110 In two civil actions—one an unsuccessful suit to gain custody of his daughter and the second a wrongful death action against the McKowns, officials of the Christian Science Church and the Church itself—Lundman alleged that he telephoned his former wife several hours before Ian's death to inquire about Ian's health. According to Lundman, Mrs. McKown stated that Ian had been ill off and on for a couple of weeks, but that the illness was not serious. At the time of the conversation, Ian was in a diabetic coma. Several hours later, Mrs. McKown called her former husband to advise him that their son was dead. Plaintiff's New Trial Argument, Lundman v. McKown (Minn. Super. Ct. Oct. 25, 1993) (No. 91-8197). Lundman also implicitly questioned Mrs. McKown's motives, arguing that Ian had previously seen the school nurse and that his school emergency card indicated he was to be taken to any hospital by ambulance if he became seriously ill. Lundman implied that at the time of Ian's fatal illness, Mrs. McKown put her own beliefs to the test because she had an application pending with the Church to become an accredited journal-listed practitioner that required her to affirm her belief in “radical reliance” on Christian Science healing. Lundman (No. 91-8197); see also Affidavit of Douglass Grant Lundman, In Re the Marriage of Douglass Grant Lundman and Kathleen Stuart Lundman (Minn. Fam. Ct.) (No. 114776). Mrs. McKown disputes these claims. Defendant's Memorandum in Support of Her Motions for Judgment Notwithstanding the Verdict or, in the Alternative, a New Trial, Lundman (No. 91-8197). Lundman was unsuccessful in his bid for custody, but did win a jury award of $5.2 million in compensatory damages against all defendants and $9 million in punitive damages against the Church alone. On appeal, the damages against the Church were reversed, and the total award was reduced to $1.5 million. See Lundman v. McKown, 530 N.W.2d 807 (Minn. Ct. App. 1995); Lundman v. McKown et al., Nos. C6-97-237, C8-97-238, C9-97- 314 (Minn. Ct. App. Oct. 28, 1997).

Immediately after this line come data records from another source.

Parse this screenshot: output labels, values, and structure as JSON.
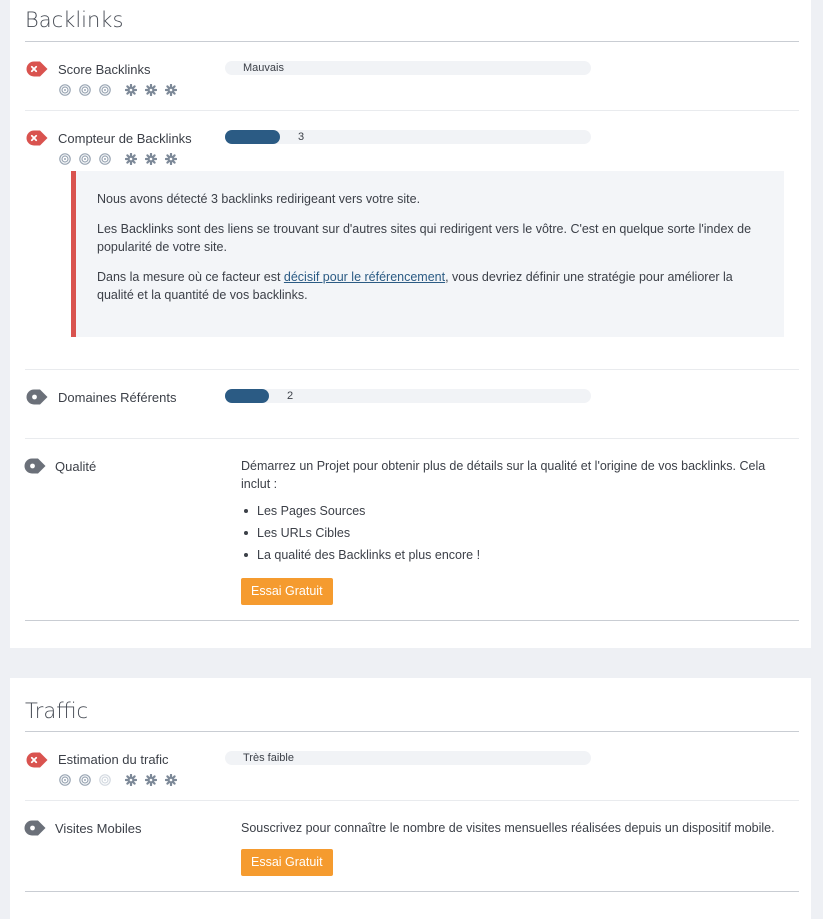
{
  "colors": {
    "bad": "#d9534f",
    "neutral": "#6b7079",
    "bar_fill": "#2b5b84",
    "button": "#f59b2f",
    "page_bg": "#eef0f4"
  },
  "backlinks": {
    "title": "Backlinks",
    "score": {
      "label": "Score Backlinks",
      "status": "error",
      "bar_text": "Mauvais",
      "rating_level": 3,
      "difficulty_level": 3
    },
    "counter": {
      "label": "Compteur de Backlinks",
      "status": "error",
      "value": "3",
      "fill_fraction": 0.15,
      "rating_level": 3,
      "difficulty_level": 3,
      "alert": {
        "p1": "Nous avons détecté 3 backlinks redirigeant vers votre site.",
        "p2": "Les Backlinks sont des liens se trouvant sur d'autres sites qui redirigent vers le vôtre. C'est en quelque sorte l'index de popularité de votre site.",
        "p3_before": "Dans la mesure où ce facteur est ",
        "p3_link": "décisif pour le référencement",
        "p3_after": ", vous devriez définir une stratégie pour améliorer la qualité et la quantité de vos backlinks."
      }
    },
    "domains": {
      "label": "Domaines Référents",
      "status": "info",
      "value": "2",
      "fill_fraction": 0.12
    },
    "quality": {
      "label": "Qualité",
      "status": "info",
      "description": "Démarrez un Projet pour obtenir plus de détails sur la qualité et l'origine de vos backlinks. Cela inclut :",
      "items": [
        "Les Pages Sources",
        "Les URLs Cibles",
        "La qualité des Backlinks et plus encore !"
      ],
      "button": "Essai Gratuit"
    }
  },
  "traffic": {
    "title": "Traffic",
    "estimation": {
      "label": "Estimation du trafic",
      "status": "error",
      "bar_text": "Très faible",
      "rating_level": 2,
      "difficulty_level": 3
    },
    "mobile": {
      "label": "Visites Mobiles",
      "status": "info",
      "description": "Souscrivez pour connaître le nombre de visites mensuelles réalisées depuis un dispositif mobile.",
      "button": "Essai Gratuit"
    }
  }
}
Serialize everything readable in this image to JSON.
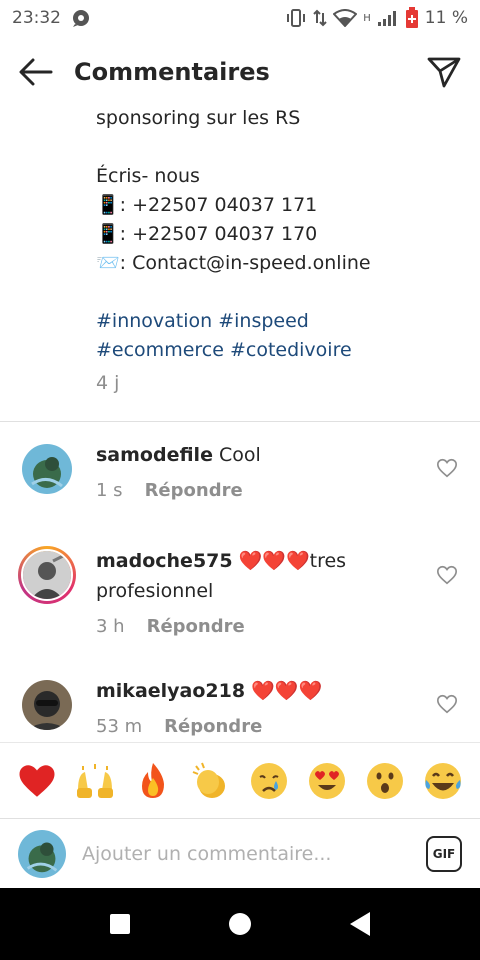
{
  "status_bar": {
    "time": "23:32",
    "network_label": "H",
    "battery": "11 %"
  },
  "header": {
    "title": "Commentaires"
  },
  "caption": {
    "lines": [
      "sponsoring sur les RS",
      "",
      "Écris- nous",
      "📱: +22507 04037 171",
      "📱: +22507 04037 170",
      "📨: Contact@in-speed.online",
      ""
    ],
    "hashtags_line1": "#innovation #inspeed",
    "hashtags_line2": "#ecommerce #cotedivoire",
    "age": "4 j"
  },
  "comments": [
    {
      "username": "samodefile",
      "text": " Cool",
      "time": "1 s",
      "reply_label": "Répondre"
    },
    {
      "username": "madoche575",
      "text": " ❤️❤️❤️tres profesionnel",
      "time": "3 h",
      "reply_label": "Répondre"
    },
    {
      "username": "mikaelyao218",
      "text": " ❤️❤️❤️",
      "time": "53 m",
      "reply_label": "Répondre"
    }
  ],
  "reactions": [
    "❤️",
    "🙌",
    "🔥",
    "👏",
    "😢",
    "😍",
    "😮",
    "😂"
  ],
  "input": {
    "placeholder": "Ajouter un commentaire...",
    "gif_label": "GIF"
  },
  "colors": {
    "hashtag": "#1e4a7a",
    "muted": "#8e8e8e",
    "text": "#262626"
  }
}
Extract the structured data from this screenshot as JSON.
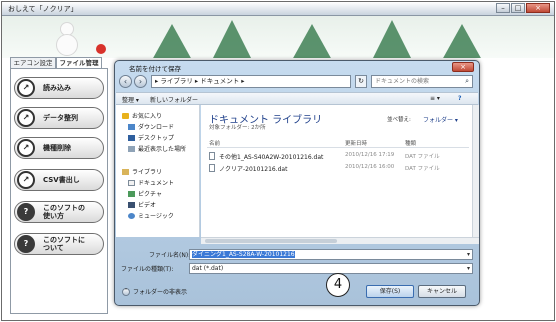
{
  "app": {
    "title": "おしえて「ノクリア」",
    "window_controls": [
      "–",
      "□",
      "×"
    ]
  },
  "tabs": [
    {
      "label": "エアコン設定"
    },
    {
      "label": "ファイル管理"
    }
  ],
  "sidebar": {
    "items": [
      {
        "label": "読み込み",
        "icon": "disc-icon"
      },
      {
        "label": "データ整列",
        "icon": "disc-icon"
      },
      {
        "label": "機種削除",
        "icon": "disc-icon"
      },
      {
        "label": "CSV書出し",
        "icon": "disc-icon"
      },
      {
        "label_line1": "このソフトの",
        "label_line2": "使い方",
        "icon": "question-icon"
      },
      {
        "label_line1": "このソフトに",
        "label_line2": "ついて",
        "icon": "question-icon"
      }
    ]
  },
  "dialog": {
    "title": "名前を付けて保存",
    "close_label": "×",
    "breadcrumb": "▸ ライブラリ ▸ ドキュメント ▸",
    "search_placeholder": "ドキュメントの検索",
    "toolbar": {
      "organize": "整理 ▾",
      "new_folder": "新しいフォルダー",
      "view": "≡ ▾",
      "help": "?"
    },
    "nav": [
      {
        "label": "お気に入り",
        "icon": "star-icon"
      },
      {
        "label": "ダウンロード",
        "icon": "download-icon"
      },
      {
        "label": "デスクトップ",
        "icon": "desktop-icon"
      },
      {
        "label": "最近表示した場所",
        "icon": "recent-icon"
      },
      {
        "label": "ライブラリ",
        "icon": "library-icon"
      },
      {
        "label": "ドキュメント",
        "icon": "document-icon"
      },
      {
        "label": "ピクチャ",
        "icon": "picture-icon"
      },
      {
        "label": "ビデオ",
        "icon": "video-icon"
      },
      {
        "label": "ミュージック",
        "icon": "music-icon"
      }
    ],
    "library": {
      "title": "ドキュメント ライブラリ",
      "subtitle": "対象フォルダー: 2か所",
      "arrange_label": "並べ替え:",
      "arrange_value": "フォルダー ▾"
    },
    "columns": {
      "name": "名前",
      "date": "更新日時",
      "type": "種類"
    },
    "files": [
      {
        "name": "その他1_AS-S40A2W-20101216.dat",
        "date": "2010/12/16 17:19",
        "type": "DAT ファイル"
      },
      {
        "name": "ノクリア-20101216.dat",
        "date": "2010/12/16 16:00",
        "type": "DAT ファイル"
      }
    ],
    "filename_label": "ファイル名(N):",
    "filename_value": "ダイニング1_AS-S28A-W-20101216",
    "filetype_label": "ファイルの種類(T):",
    "filetype_value": "dat (*.dat)",
    "hide_folders": "フォルダーの非表示",
    "save_label": "保存(S)",
    "cancel_label": "キャンセル"
  },
  "callout": "4"
}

111 FLA. STAT. ANN. § 415.503(9)(f) (West 1998).

112 Hermanson v. State, 570 So.2d 322, 329 (Fla. App. 1990).

113 Hermanson v. State, 604 So.2d 775, 782 (Fla. 1992).

114 MASS. GEN. LAWS ch. 273, § 1 (1993).

115 Commonwealth v. Twitchell, 617 N.E.2d 609, 618 (Mass. 1993).

116 Id. at 620.

117 Commonwealth v. Nixon, 761 A.2d 1151, 1152 (Pa. 2000).

118 PA. STAT. ANN. tit. 23, § 6303(b)(3) (West 2001).

119 See FLA. STAT. ANN. § 415.503 (West 1998); MINN. STAT. § 609.378 (1987).

120 Nixon, 761 A.2d at 1155-57.


122 See Merrick, supra note 4; LAINIE FRIEDMAN ROSS, CHILDREN, FAMILIES AND HEALTH CARE DECISION MAKING 14 (1998); see also Rosato, supra note 88.